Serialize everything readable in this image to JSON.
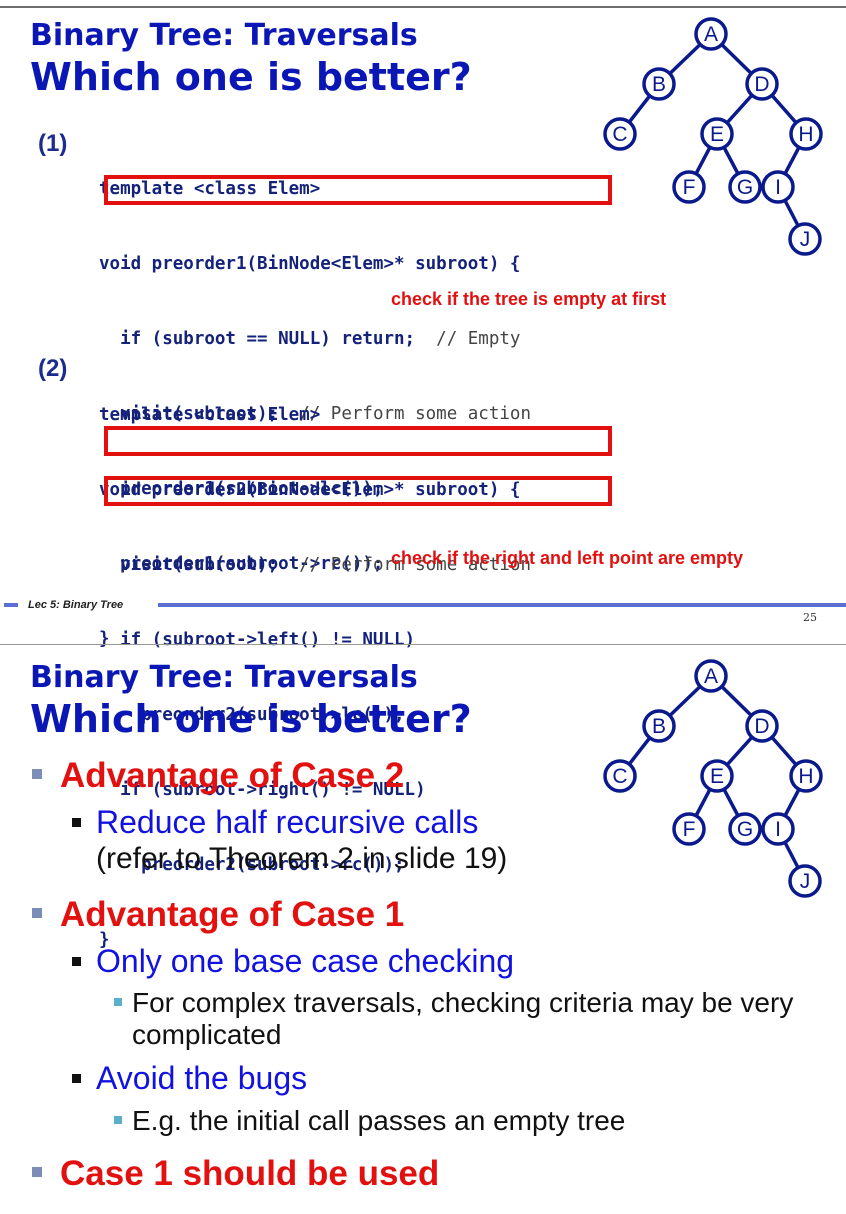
{
  "slide1": {
    "subtitle": "Binary Tree: Traversals",
    "title": "Which one is better?",
    "case1": {
      "label": "(1)",
      "lines": [
        "template <class Elem>",
        "void preorder1(BinNode<Elem>* subroot) {",
        "  if (subroot == NULL) return;  ",
        "  visit(subroot);  ",
        "  preorder1(subroot->lc());",
        "  preorder1(subroot->rc());",
        "}"
      ],
      "comment_empty": "// Empty",
      "comment_action": "// Perform some action",
      "note": "check if the tree is empty at first"
    },
    "case2": {
      "label": "(2)",
      "lines": [
        "template <class Elem>",
        "void preorder2(BinNode<Elem>* subroot) {",
        "  visit(subroot);  ",
        "  if (subroot->left() != NULL)",
        "    preorder2(subroot->lc());",
        "  if (subroot->right() != NULL)",
        "    preorder2(subroot->rc());",
        "}"
      ],
      "comment_action": "// Perform some action",
      "note": "check if the right and left point are empty"
    },
    "footer": "Lec 5: Binary Tree",
    "page_number": "25"
  },
  "slide2": {
    "subtitle": "Binary Tree: Traversals",
    "title": "Which one is better?",
    "bullets": {
      "adv2": "Advantage of Case 2",
      "adv2_sub_line1": "Reduce half recursive calls",
      "adv2_sub_line2": "(refer to Theorem 2 in slide 19)",
      "adv1": "Advantage of Case 1",
      "adv1_sub1": "Only one base case checking",
      "adv1_sub1_detail": "For complex traversals, checking criteria may be very complicated",
      "adv1_sub2": "Avoid the bugs",
      "adv1_sub2_detail": "E.g. the initial call passes an empty tree",
      "conclusion": "Case 1 should be used"
    }
  },
  "tree": {
    "nodes": [
      "A",
      "B",
      "D",
      "C",
      "E",
      "H",
      "F",
      "G",
      "I",
      "J"
    ],
    "node_color": "#0a1a8c"
  }
}
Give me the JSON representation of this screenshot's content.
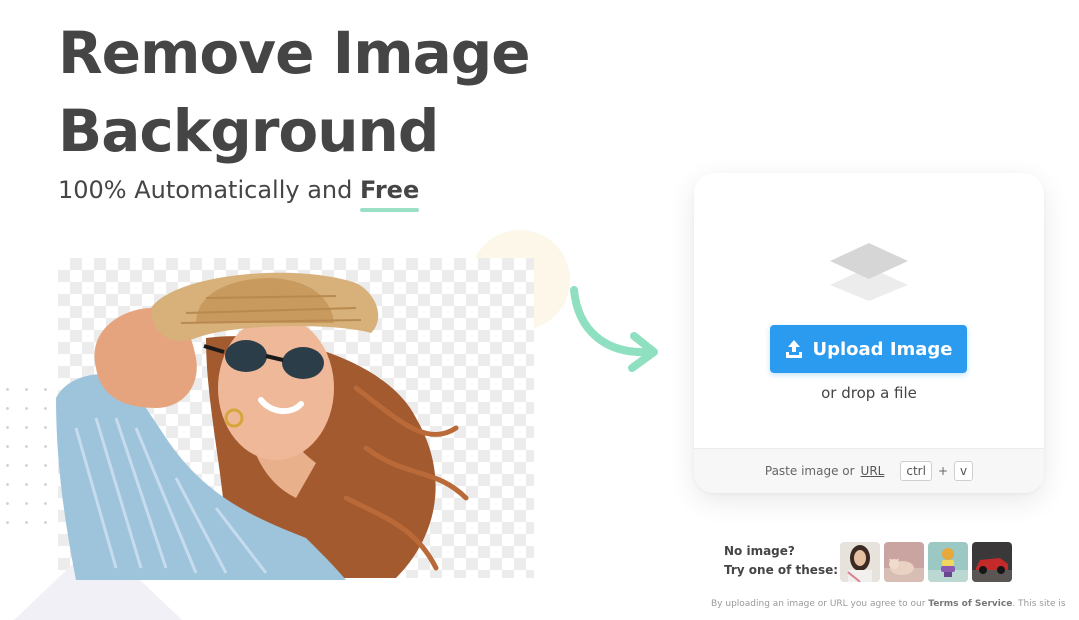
{
  "hero": {
    "title_line1": "Remove Image",
    "title_line2": "Background",
    "subtitle_prefix": "100% Automatically and ",
    "subtitle_emphasis": "Free"
  },
  "upload": {
    "button_label": "Upload Image",
    "drop_text": "or drop a file",
    "paste_text": "Paste image or",
    "url_link": "URL",
    "keys": [
      "ctrl",
      "+",
      "v"
    ]
  },
  "samples": {
    "line1": "No image?",
    "line2": "Try one of these:",
    "items": [
      "sample-portrait",
      "sample-animal",
      "sample-object",
      "sample-car"
    ]
  },
  "terms": {
    "prefix": "By uploading an image or URL you agree to our",
    "link": "Terms of Service",
    "suffix": ". This site is"
  },
  "colors": {
    "accent_blue": "#2b9bf0",
    "underline_green": "#9be0c4",
    "arrow_green": "#8ee0c0",
    "title_gray": "#454545"
  },
  "icons": [
    "upload-icon",
    "layers-icon",
    "curved-arrow-icon"
  ]
}
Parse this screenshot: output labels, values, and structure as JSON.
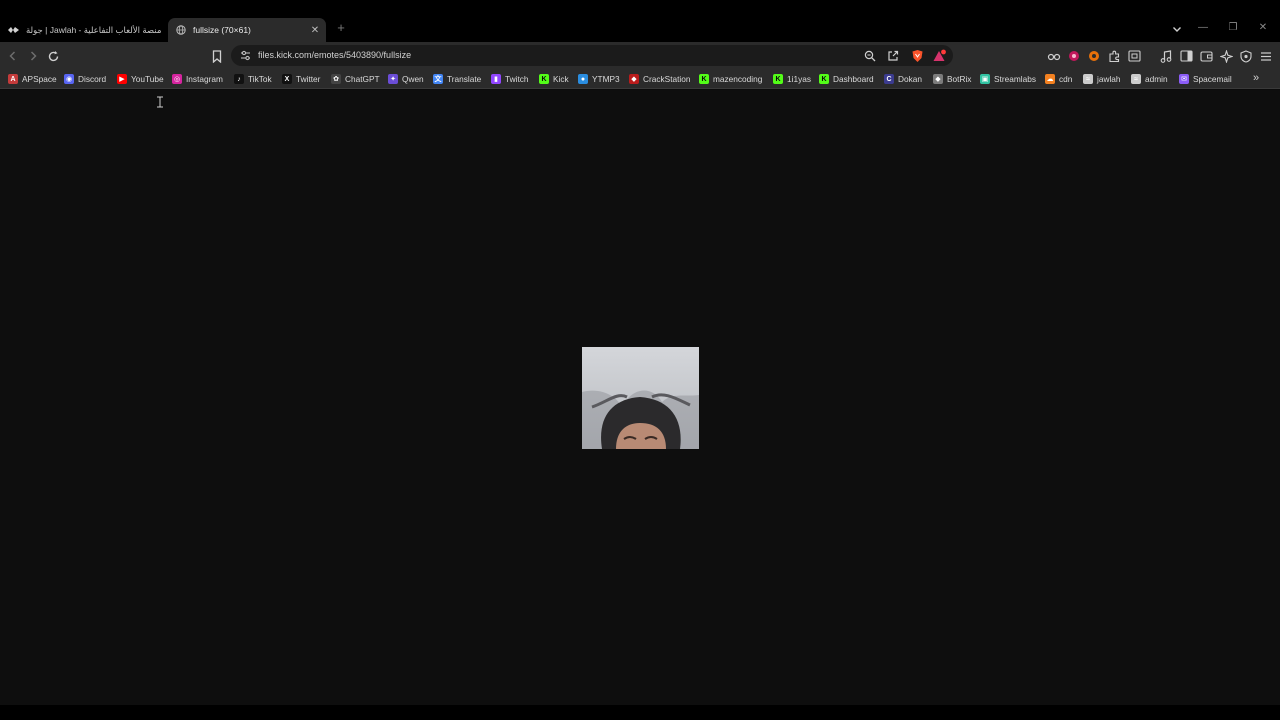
{
  "tabs": [
    {
      "title": "جولة | Jawlah - منصة الألعاب التفاعلية",
      "active": false
    },
    {
      "title": "fullsize (70×61)",
      "active": true
    }
  ],
  "address_bar": {
    "url": "files.kick.com/emotes/5403890/fullsize"
  },
  "shield_badge": "",
  "bookmarks": [
    {
      "label": "APSpace",
      "icon": "apspace-icon",
      "color": "#c43b3b"
    },
    {
      "label": "Discord",
      "icon": "discord-icon",
      "color": "#5865f2"
    },
    {
      "label": "YouTube",
      "icon": "youtube-icon",
      "color": "#ff0000"
    },
    {
      "label": "Instagram",
      "icon": "instagram-icon",
      "color": "#d6249f"
    },
    {
      "label": "TikTok",
      "icon": "tiktok-icon",
      "color": "#111111"
    },
    {
      "label": "Twitter",
      "icon": "x-icon",
      "color": "#111111"
    },
    {
      "label": "ChatGPT",
      "icon": "chatgpt-icon",
      "color": "#444444"
    },
    {
      "label": "Qwen",
      "icon": "qwen-icon",
      "color": "#6b4dd6"
    },
    {
      "label": "Translate",
      "icon": "translate-icon",
      "color": "#4285f4"
    },
    {
      "label": "Twitch",
      "icon": "twitch-icon",
      "color": "#9146ff"
    },
    {
      "label": "Kick",
      "icon": "kick-icon",
      "color": "#53fc18"
    },
    {
      "label": "YTMP3",
      "icon": "ytmp3-icon",
      "color": "#2a8de0"
    },
    {
      "label": "CrackStation",
      "icon": "crackstation-icon",
      "color": "#b91c1c"
    },
    {
      "label": "mazencoding",
      "icon": "kick-icon",
      "color": "#53fc18"
    },
    {
      "label": "1i1yas",
      "icon": "kick-icon",
      "color": "#53fc18"
    },
    {
      "label": "Dashboard",
      "icon": "kick-icon",
      "color": "#53fc18"
    },
    {
      "label": "Dokan",
      "icon": "dokan-icon",
      "color": "#3b3b8f"
    },
    {
      "label": "BotRix",
      "icon": "botrix-icon",
      "color": "#7c7c7c"
    },
    {
      "label": "Streamlabs",
      "icon": "streamlabs-icon",
      "color": "#31c3a2"
    },
    {
      "label": "cdn",
      "icon": "cdn-icon",
      "color": "#f48120"
    },
    {
      "label": "jawlah",
      "icon": "jawlah-icon",
      "color": "#cccccc"
    },
    {
      "label": "admin",
      "icon": "jawlah-icon",
      "color": "#cccccc"
    },
    {
      "label": "Spacemail",
      "icon": "spacemail-icon",
      "color": "#8b5cf6"
    }
  ],
  "accent": "#fb542b"
}
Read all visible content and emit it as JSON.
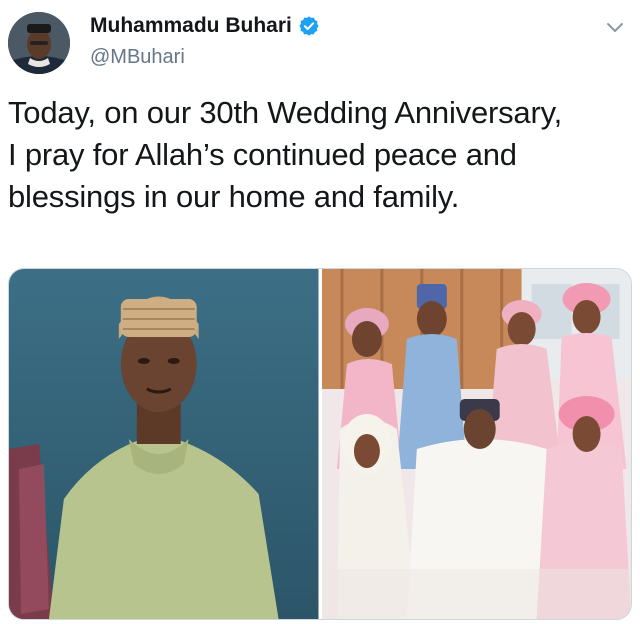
{
  "user": {
    "display_name": "Muhammadu Buhari",
    "handle": "@MBuhari",
    "verified": true,
    "avatar_icon": "profile-photo"
  },
  "tweet": {
    "text": "Today, on our 30th Wedding Anniversary,\nI pray for Allah’s continued peace and\nblessings in our home and family."
  },
  "icons": {
    "verified": "verified-badge-icon",
    "menu": "chevron-down-icon"
  },
  "media": {
    "photos": [
      {
        "description_name": "vintage-portrait-photo"
      },
      {
        "description_name": "family-group-photo"
      }
    ]
  },
  "colors": {
    "verified_blue": "#1da1f2",
    "text_primary": "#14171a",
    "text_secondary": "#657786"
  }
}
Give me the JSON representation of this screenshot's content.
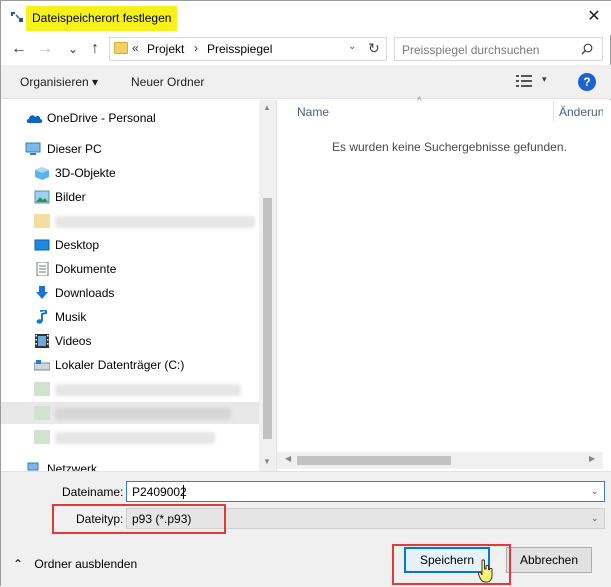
{
  "window": {
    "title": "Dateispeicherort festlegen",
    "close_glyph": "✕",
    "highlight_color": "#f7f11b"
  },
  "nav": {
    "back_glyph": "←",
    "forward_glyph": "→",
    "recent_glyph": "⌄",
    "up_glyph": "↑"
  },
  "address": {
    "overflow": "«",
    "segments": [
      "Projekt",
      "Preisspiegel"
    ],
    "separator": "›",
    "dropdown_glyph": "⌄",
    "refresh_glyph": "↻"
  },
  "search": {
    "placeholder": "Preisspiegel durchsuchen"
  },
  "commandbar": {
    "organize_label": "Organisieren ▾",
    "new_folder_label": "Neuer Ordner",
    "view_dropdown_glyph": "▾",
    "help_label": "?"
  },
  "sidebar": {
    "items": [
      {
        "label": "OneDrive - Personal",
        "icon": "onedrive-cloud-icon"
      },
      {
        "label": "Dieser PC",
        "icon": "computer-icon"
      },
      {
        "label": "3D-Objekte",
        "icon": "3d-objects-icon"
      },
      {
        "label": "Bilder",
        "icon": "pictures-icon"
      },
      {
        "label": "",
        "icon": "folder-icon",
        "blurred": true
      },
      {
        "label": "Desktop",
        "icon": "desktop-icon"
      },
      {
        "label": "Dokumente",
        "icon": "documents-icon"
      },
      {
        "label": "Downloads",
        "icon": "downloads-icon"
      },
      {
        "label": "Musik",
        "icon": "music-icon"
      },
      {
        "label": "Videos",
        "icon": "videos-icon"
      },
      {
        "label": "Lokaler Datenträger (C:)",
        "icon": "drive-icon"
      },
      {
        "label": "",
        "icon": "network-drive-icon",
        "blurred": true
      },
      {
        "label": "",
        "icon": "network-drive-icon",
        "blurred": true
      },
      {
        "label": "",
        "icon": "network-drive-icon",
        "blurred": true
      },
      {
        "label": "Netzwerk",
        "icon": "network-icon"
      }
    ]
  },
  "filelist": {
    "columns": [
      "Name",
      "Änderung"
    ],
    "sort_glyph": "^",
    "empty_message": "Es wurden keine Suchergebnisse gefunden."
  },
  "form": {
    "filename_label": "Dateiname:",
    "filename_value": "P2409002",
    "filetype_label": "Dateityp:",
    "filetype_value": "p93 (*.p93)",
    "dropdown_glyph": "⌄"
  },
  "footer": {
    "hide_folders_label": "Ordner ausblenden",
    "hide_folders_glyph": "⌃",
    "save_label": "Speichern",
    "cancel_label": "Abbrechen"
  },
  "annotations": {
    "box_color": "#e23a3a"
  },
  "scroll": {
    "up": "▲",
    "down": "▼",
    "left": "◀",
    "right": "▶"
  }
}
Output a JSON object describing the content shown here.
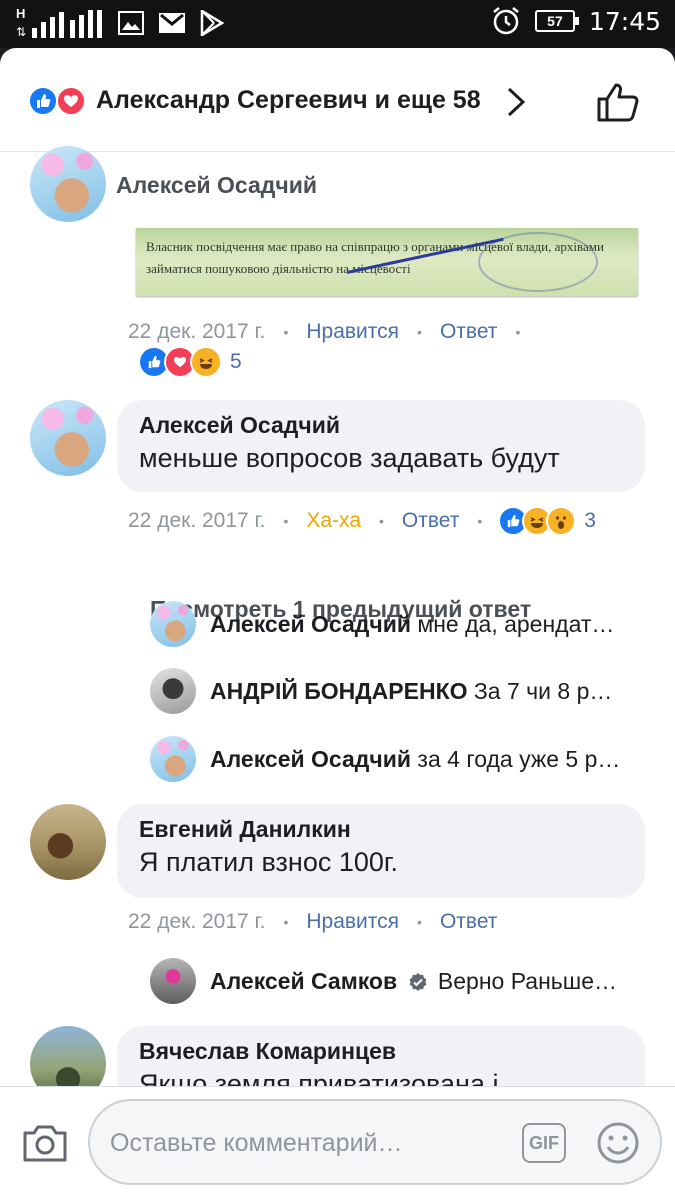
{
  "status_bar": {
    "time": "17:45",
    "battery": "57",
    "network_letter": "H",
    "icons": [
      "signal-icon",
      "gallery-icon",
      "gmail-icon",
      "play-store-icon",
      "alarm-icon",
      "battery-icon"
    ]
  },
  "header": {
    "title": "Александр Сергеевич и еще 58",
    "reactions": [
      "like-icon",
      "love-icon"
    ],
    "actions": [
      "chevron-right-icon",
      "thumbs-up-icon"
    ]
  },
  "comments": [
    {
      "name": "Алексей Осадчий",
      "attachment": {
        "line1": "Власник посвідчення має право на співпрацю з органами місцевої влади, архівами",
        "line2": "займатися пошуковою діяльністю на місцевості"
      },
      "date": "22 дек. 2017 г.",
      "like": "Нравится",
      "reply": "Ответ",
      "reactions_count": "5"
    },
    {
      "name": "Алексей Осадчий",
      "text": "меньше вопросов задавать будут",
      "date": "22 дек. 2017 г.",
      "like": "Ха-ха",
      "reply": "Ответ",
      "reactions_count": "3",
      "view_previous": "Посмотреть 1 предыдущий ответ",
      "replies": [
        {
          "name": "Алексей Осадчий",
          "text": "мне да, арендат…"
        },
        {
          "name": "АНДРІЙ БОНДАРЕНКО",
          "text": "За 7 чи 8 р…"
        },
        {
          "name": "Алексей Осадчий",
          "text": "за 4 года уже 5 р…"
        }
      ]
    },
    {
      "name": "Евгений Данилкин",
      "text": "Я платил взнос 100г.",
      "date": "22 дек. 2017 г.",
      "like": "Нравится",
      "reply": "Ответ",
      "replies": [
        {
          "name": "Алексей Самков",
          "text": "Верно Раньше…"
        }
      ]
    },
    {
      "name": "Вячеслав Комаринцев",
      "text": "Якщо земля приватизована і"
    }
  ],
  "composer": {
    "placeholder": "Оставьте комментарий…",
    "gif_label": "GIF"
  },
  "colors": {
    "like": "#1877f2",
    "love": "#f33e58",
    "haha": "#f7b125",
    "link": "#4b6fa8",
    "meta": "#90949c",
    "bubble": "#f0f2f5"
  }
}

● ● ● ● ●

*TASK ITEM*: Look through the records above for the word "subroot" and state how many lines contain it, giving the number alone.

*SOLVED EXERCISE*: 11